Website and app data records:
------------------------

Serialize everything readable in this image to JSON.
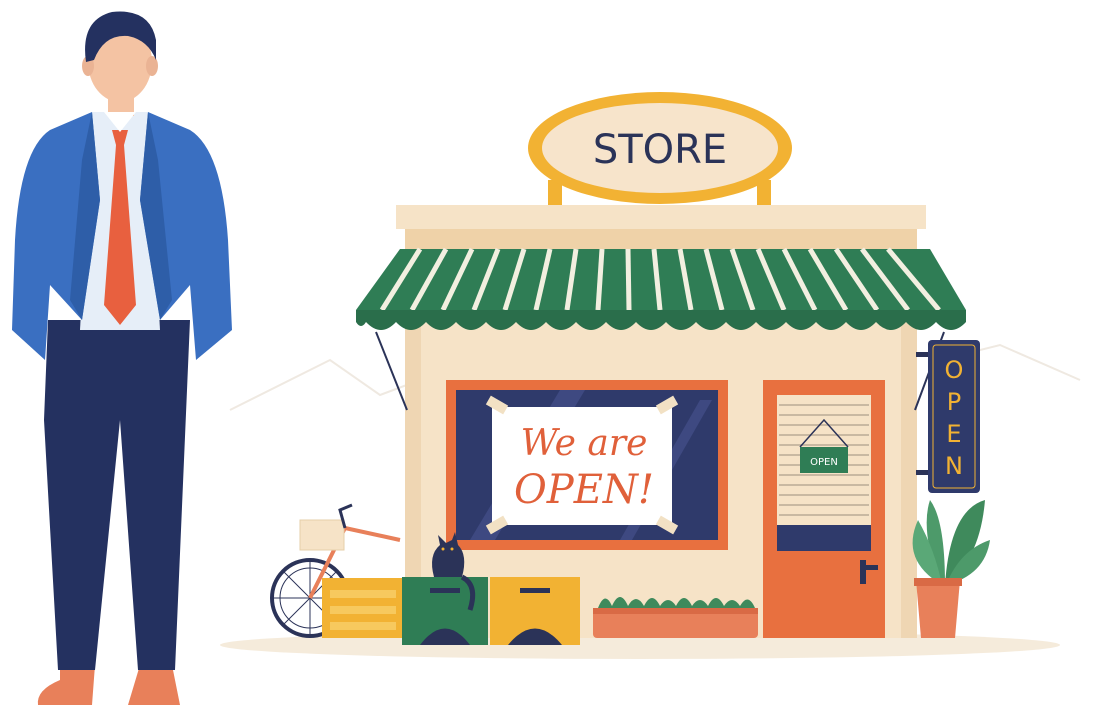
{
  "store_sign": {
    "text": "STORE"
  },
  "window_poster": {
    "line1": "We are",
    "line2": "OPEN!"
  },
  "door_sign": {
    "text": "OPEN"
  },
  "vertical_sign": {
    "letters": [
      "O",
      "P",
      "E",
      "N"
    ]
  },
  "colors": {
    "awning_green": "#2f7d55",
    "awning_stripe": "#f2efe0",
    "wall": "#f6e3c7",
    "wall_trim": "#f2d9b5",
    "sign_orange": "#f2b233",
    "door_orange": "#e8703f",
    "window_navy": "#2f3a6b",
    "suit_blue": "#3a6fc1",
    "pants_navy": "#243160",
    "tie_red": "#e8603f",
    "plant_green": "#4d9a6a"
  }
}
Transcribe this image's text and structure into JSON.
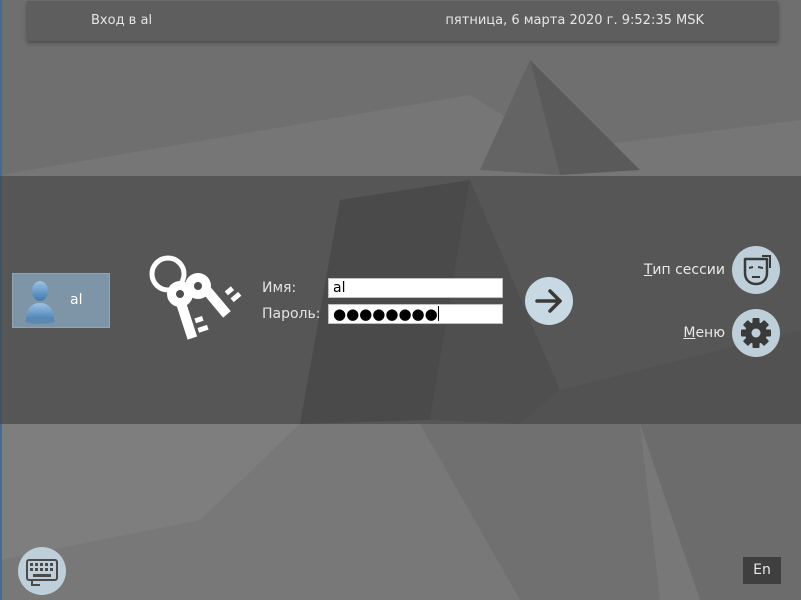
{
  "header": {
    "title": "Вход в al",
    "datetime": "пятница, 6 марта 2020 г. 9:52:35 MSK"
  },
  "user": {
    "name": "al",
    "avatar_icon": "user-avatar-icon"
  },
  "form": {
    "name_label": "Имя:",
    "name_value": "al",
    "password_label": "Пароль:",
    "password_mask": "●●●●●●●●"
  },
  "actions": {
    "login_icon": "arrow-right-icon",
    "session_type_prefix": "Т",
    "session_type_rest": "ип сессии",
    "session_icon": "mask-icon",
    "menu_prefix": "М",
    "menu_rest": "еню",
    "menu_icon": "gear-icon"
  },
  "footer": {
    "keyboard_icon": "keyboard-icon",
    "language": "En"
  },
  "colors": {
    "background": "#757575",
    "panel": "#4f4f4f",
    "button": "#bfcfd9",
    "user_card": "#7d95a6"
  }
}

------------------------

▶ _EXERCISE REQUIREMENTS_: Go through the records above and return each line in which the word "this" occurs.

▶ _WRITTEN RESPONSE_:
Serialize everything readable in this image to JSON.
Transcribe this image's text and structure into JSON.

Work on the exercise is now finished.